To the driver, the Mazda CX-30 SkyActiv-X feels linear, with good midrange pulling power. The 224Nm, which arrives at 3000rpm, is a big contributor to this.
Meanwhile, the 213Nm in the conventional SkyActiv-G 2-litre only comes on at 4000rpm.
Even with more low-end oomph, you’ll need to rev the SkyActiv-X motor to get the most out of it. And this is the fun part, because the CX-30, like other Mazdas, thrives on this behaviour.
The engine’s quick response is complemented by the equally swift 6-speed automatic gearbox. It does not hesitate to drop one or two cogs when extra pressure on the accelerator pedal is detected.
Driving the CX-30 SkyActiv-X in “manual” mode is even more fun. Rev past 4000rpm and you get a slightly rorty soundtrack.
And if you want a “motorsport feel”, using the gearshift lever instead of the paddle shifters to execute upshifts and downshifts is more satisfying, as the -/+ points are in the “correct” positions.
One point that could be improved though, is the choice of OEM tyres. The Dunlop SP Sport Maxx 050 tyres on the Mazda CX-30 SkyActiv-X are decent. But to attract keen drivers, even better tyres are needed.
That said, the CX-30 SkyActiv-X still displays plenty of poise and an eagerness to thread its way around corners. Remember all that effort that went into the seats and suspension? They pay dividends here.
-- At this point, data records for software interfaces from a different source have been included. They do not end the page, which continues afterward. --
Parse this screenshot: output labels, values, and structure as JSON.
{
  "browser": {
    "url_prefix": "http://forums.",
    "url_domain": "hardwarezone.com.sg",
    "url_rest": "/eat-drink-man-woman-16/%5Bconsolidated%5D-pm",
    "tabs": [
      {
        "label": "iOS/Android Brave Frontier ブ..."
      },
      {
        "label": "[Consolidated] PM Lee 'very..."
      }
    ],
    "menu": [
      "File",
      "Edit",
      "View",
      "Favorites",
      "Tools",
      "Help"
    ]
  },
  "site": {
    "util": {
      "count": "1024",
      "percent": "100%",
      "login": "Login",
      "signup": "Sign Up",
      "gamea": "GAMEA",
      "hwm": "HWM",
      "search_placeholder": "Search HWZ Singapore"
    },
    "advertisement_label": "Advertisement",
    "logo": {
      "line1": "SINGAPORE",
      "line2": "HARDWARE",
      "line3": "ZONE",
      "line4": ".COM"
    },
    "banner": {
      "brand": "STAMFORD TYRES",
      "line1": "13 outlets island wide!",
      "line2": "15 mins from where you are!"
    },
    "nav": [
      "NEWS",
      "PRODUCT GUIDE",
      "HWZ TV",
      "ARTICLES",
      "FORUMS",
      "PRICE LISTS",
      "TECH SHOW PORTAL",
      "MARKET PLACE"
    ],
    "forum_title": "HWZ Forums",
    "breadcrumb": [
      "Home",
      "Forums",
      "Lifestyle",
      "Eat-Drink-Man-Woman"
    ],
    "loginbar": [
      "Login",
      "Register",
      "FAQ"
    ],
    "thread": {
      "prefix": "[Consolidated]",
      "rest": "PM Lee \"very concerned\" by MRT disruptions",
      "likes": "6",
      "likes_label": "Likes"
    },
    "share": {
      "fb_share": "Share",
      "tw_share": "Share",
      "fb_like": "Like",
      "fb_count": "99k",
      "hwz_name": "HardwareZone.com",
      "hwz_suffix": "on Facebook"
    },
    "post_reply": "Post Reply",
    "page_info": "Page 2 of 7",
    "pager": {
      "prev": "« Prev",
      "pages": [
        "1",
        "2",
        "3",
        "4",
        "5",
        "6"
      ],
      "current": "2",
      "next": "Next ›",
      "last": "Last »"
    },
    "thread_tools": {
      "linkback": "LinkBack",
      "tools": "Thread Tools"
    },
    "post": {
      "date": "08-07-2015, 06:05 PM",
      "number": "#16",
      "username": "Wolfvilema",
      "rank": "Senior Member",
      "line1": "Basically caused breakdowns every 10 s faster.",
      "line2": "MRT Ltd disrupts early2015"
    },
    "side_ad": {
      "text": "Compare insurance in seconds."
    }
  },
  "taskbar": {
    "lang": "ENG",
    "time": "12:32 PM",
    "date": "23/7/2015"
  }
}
Excessive leaning and pitching are eliminated, so driving this crossover feels natural and comfortably. And in case you haven’t noticed, the driving position is also spot on. That, too, takes an inordinate amount of time to get right.
The Mazda CX-30 has done a lot of things right. I like the CX-30, but in SkyActiv-X form, it is even more impressive.
But, as mentioned earlier, the issue here is that when everything happens seamlessly and without drama, people tend to overlook a car’s capabilities.
Is the CX-30 SkyActiv-X perfect? No. I wish its backseat had more space, and that Mazda would offer a turbocharged variant. I love the minimalist interior and infotainment system, but others may not.
Also minimalist in nature are the unique “100 Years 1920-2020” badges, which are found on areas such as the front fenders, wheel caps and headrests. They modestly highlight the carmaker’s centenary.
Perhaps what the Mazda CX-30 SkyActiv-X needs is to be more dramatic. It should be keen to play up its capabilities.
I wonder if Mazda will even consider doing this. After all, it is a boutique brand that produces well-sorted cars, but prefers to be humble about its achievements.
Mazda CX-30 SkyActiv-X 2.0 (A)
ENGINE 1998cc, 16-valves, inline-4
MAX POWER 177hp (180PS, 132kW) at 6000rpm
MAX TORQUE 224Nm at 3000rpm
POWER TO WEIGHT 115.8hp per tonne
GEARBOX 6-speed automatic with manual select
0-100KM/H 9.1 seconds
TOP SPEED 204km/h
CONSUMPTION 17.2km/L (combined)
PRICE INCL. COE $143,888 (no VES rebate/surcharge)
AGENT Trans Eurokars